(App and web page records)
.....
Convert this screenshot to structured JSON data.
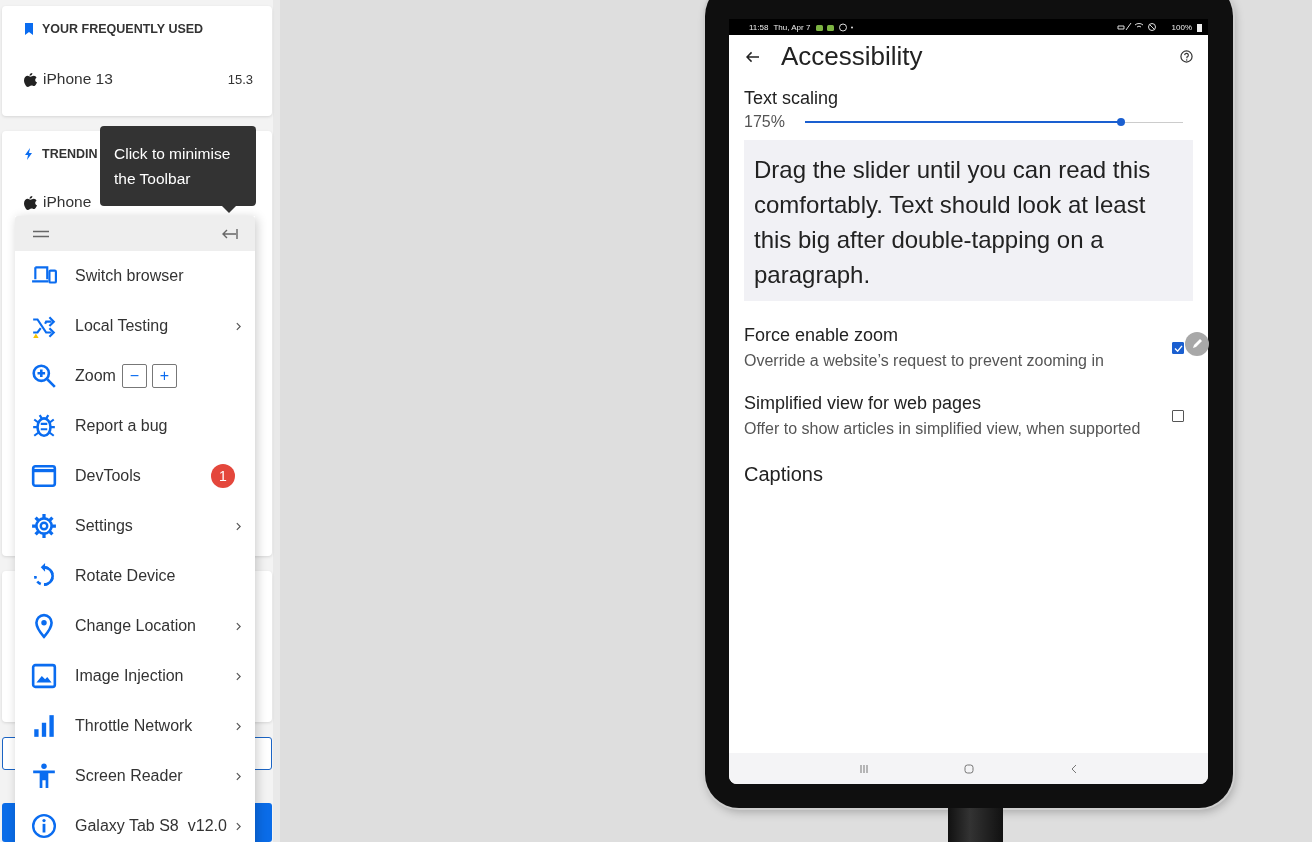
{
  "sidebar": {
    "cards": [
      {
        "kind": "frequent",
        "title": "YOUR FREQUENTLY USED",
        "devices": [
          {
            "name": "iPhone 13",
            "version": "15.3"
          }
        ]
      },
      {
        "kind": "trending",
        "title": "TRENDIN",
        "devices": [
          {
            "name": "iPhone"
          }
        ]
      }
    ]
  },
  "tooltip": {
    "text": "Click to minimise the Toolbar"
  },
  "toolbar": {
    "items": [
      {
        "kind": "plain",
        "label": "Switch browser",
        "submenu": false
      },
      {
        "kind": "plain",
        "label": "Local Testing",
        "submenu": true
      },
      {
        "kind": "zoom",
        "label": "Zoom",
        "buttons": [
          "−",
          "+"
        ],
        "submenu": false
      },
      {
        "kind": "plain",
        "label": "Report a bug",
        "submenu": false
      },
      {
        "kind": "badge",
        "label": "DevTools",
        "badge": "1",
        "submenu": false
      },
      {
        "kind": "plain",
        "label": "Settings",
        "submenu": true
      },
      {
        "kind": "plain",
        "label": "Rotate Device",
        "submenu": false
      },
      {
        "kind": "plain",
        "label": "Change Location",
        "submenu": true
      },
      {
        "kind": "plain",
        "label": "Image Injection",
        "submenu": true
      },
      {
        "kind": "plain",
        "label": "Throttle Network",
        "submenu": true
      },
      {
        "kind": "plain",
        "label": "Screen Reader",
        "submenu": true
      },
      {
        "kind": "device",
        "label": "Galaxy Tab S8",
        "version": "v12.0",
        "submenu": true
      }
    ]
  },
  "device": {
    "status_bar": {
      "time": "11:58",
      "date": "Thu, Apr 7",
      "battery": "100%"
    },
    "title": "Accessibility",
    "text_scaling": {
      "label": "Text scaling",
      "reading": "175%",
      "level": 0.835
    },
    "preview": "Drag the slider until you can read this comfortably. Text should look at least this big after double-tapping on a paragraph.",
    "settings": [
      {
        "title": "Force enable zoom",
        "subtitle": "Override a website’s request to prevent zooming in",
        "checked": true
      },
      {
        "title": "Simplified view for web pages",
        "subtitle": "Offer to show articles in simplified view, when supported",
        "checked": false
      }
    ],
    "section": "Captions"
  }
}
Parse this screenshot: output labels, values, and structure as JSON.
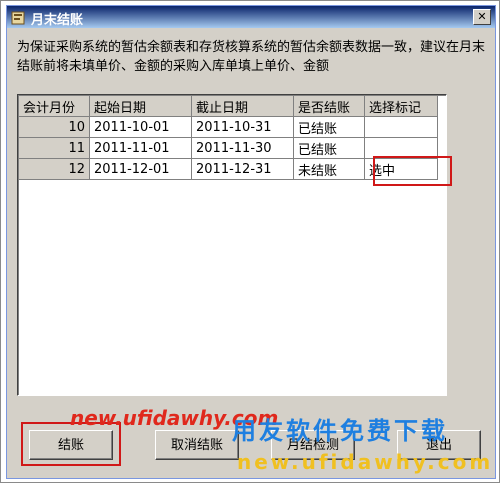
{
  "window": {
    "title": "月末结账",
    "close_glyph": "✕"
  },
  "description": "为保证采购系统的暂估余额表和存货核算系统的暂估余额表数据一致，建议在月末结账前将未填单价、金额的采购入库单填上单价、金额",
  "table": {
    "headers": [
      "会计月份",
      "起始日期",
      "截止日期",
      "是否结账",
      "选择标记"
    ],
    "rows": [
      [
        "10",
        "2011-10-01",
        "2011-10-31",
        "已结账",
        ""
      ],
      [
        "11",
        "2011-11-01",
        "2011-11-30",
        "已结账",
        ""
      ],
      [
        "12",
        "2011-12-01",
        "2011-12-31",
        "未结账",
        "选中"
      ]
    ]
  },
  "buttons": {
    "close_period": "结账",
    "cancel_close": "取消结账",
    "check": "月结检测",
    "exit": "退出"
  },
  "watermark": {
    "url_top": "new.ufidawhy.com",
    "slogan": "用友软件免费下载",
    "url_bottom": "new.ufidawhy.com"
  },
  "colors": {
    "highlight": "#d01818",
    "title_bar": "#0a246a",
    "window_bg": "#d4d0c8"
  }
}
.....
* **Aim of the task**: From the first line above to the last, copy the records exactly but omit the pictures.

* **Written answer**:
Convert this screenshot to structured JSON data.
{
  "sidebar": {
    "cards": [
      {
        "kind": "frequent",
        "title": "YOUR FREQUENTLY USED",
        "devices": [
          {
            "name": "iPhone 13",
            "version": "15.3"
          }
        ]
      },
      {
        "kind": "trending",
        "title": "TRENDIN",
        "devices": [
          {
            "name": "iPhone"
          }
        ]
      }
    ]
  },
  "tooltip": {
    "text": "Click to minimise the Toolbar"
  },
  "toolbar": {
    "items": [
      {
        "kind": "plain",
        "label": "Switch browser",
        "submenu": false
      },
      {
        "kind": "plain",
        "label": "Local Testing",
        "submenu": true
      },
      {
        "kind": "zoom",
        "label": "Zoom",
        "buttons": [
          "−",
          "+"
        ],
        "submenu": false
      },
      {
        "kind": "plain",
        "label": "Report a bug",
        "submenu": false
      },
      {
        "kind": "badge",
        "label": "DevTools",
        "badge": "1",
        "submenu": false
      },
      {
        "kind": "plain",
        "label": "Settings",
        "submenu": true
      },
      {
        "kind": "plain",
        "label": "Rotate Device",
        "submenu": false
      },
      {
        "kind": "plain",
        "label": "Change Location",
        "submenu": true
      },
      {
        "kind": "plain",
        "label": "Image Injection",
        "submenu": true
      },
      {
        "kind": "plain",
        "label": "Throttle Network",
        "submenu": true
      },
      {
        "kind": "plain",
        "label": "Screen Reader",
        "submenu": true
      },
      {
        "kind": "device",
        "label": "Galaxy Tab S8",
        "version": "v12.0",
        "submenu": true
      }
    ]
  },
  "device": {
    "status_bar": {
      "time": "11:58",
      "date": "Thu, Apr 7",
      "battery": "100%"
    },
    "title": "Accessibility",
    "text_scaling": {
      "label": "Text scaling",
      "reading": "175%",
      "level": 0.835
    },
    "preview": "Drag the slider until you can read this comfortably. Text should look at least this big after double-tapping on a paragraph.",
    "settings": [
      {
        "title": "Force enable zoom",
        "subtitle": "Override a website’s request to prevent zooming in",
        "checked": true
      },
      {
        "title": "Simplified view for web pages",
        "subtitle": "Offer to show articles in simplified view, when supported",
        "checked": false
      }
    ],
    "section": "Captions"
  }
}
Parse this screenshot: output labels, values, and structure as JSON.
{
  "window": {
    "title": "月末结账",
    "close_glyph": "✕"
  },
  "description": "为保证采购系统的暂估余额表和存货核算系统的暂估余额表数据一致，建议在月末结账前将未填单价、金额的采购入库单填上单价、金额",
  "table": {
    "headers": [
      "会计月份",
      "起始日期",
      "截止日期",
      "是否结账",
      "选择标记"
    ],
    "rows": [
      [
        "10",
        "2011-10-01",
        "2011-10-31",
        "已结账",
        ""
      ],
      [
        "11",
        "2011-11-01",
        "2011-11-30",
        "已结账",
        ""
      ],
      [
        "12",
        "2011-12-01",
        "2011-12-31",
        "未结账",
        "选中"
      ]
    ]
  },
  "buttons": {
    "close_period": "结账",
    "cancel_close": "取消结账",
    "check": "月结检测",
    "exit": "退出"
  },
  "watermark": {
    "url_top": "new.ufidawhy.com",
    "slogan": "用友软件免费下载",
    "url_bottom": "new.ufidawhy.com"
  },
  "colors": {
    "highlight": "#d01818",
    "title_bar": "#0a246a",
    "window_bg": "#d4d0c8"
  }
}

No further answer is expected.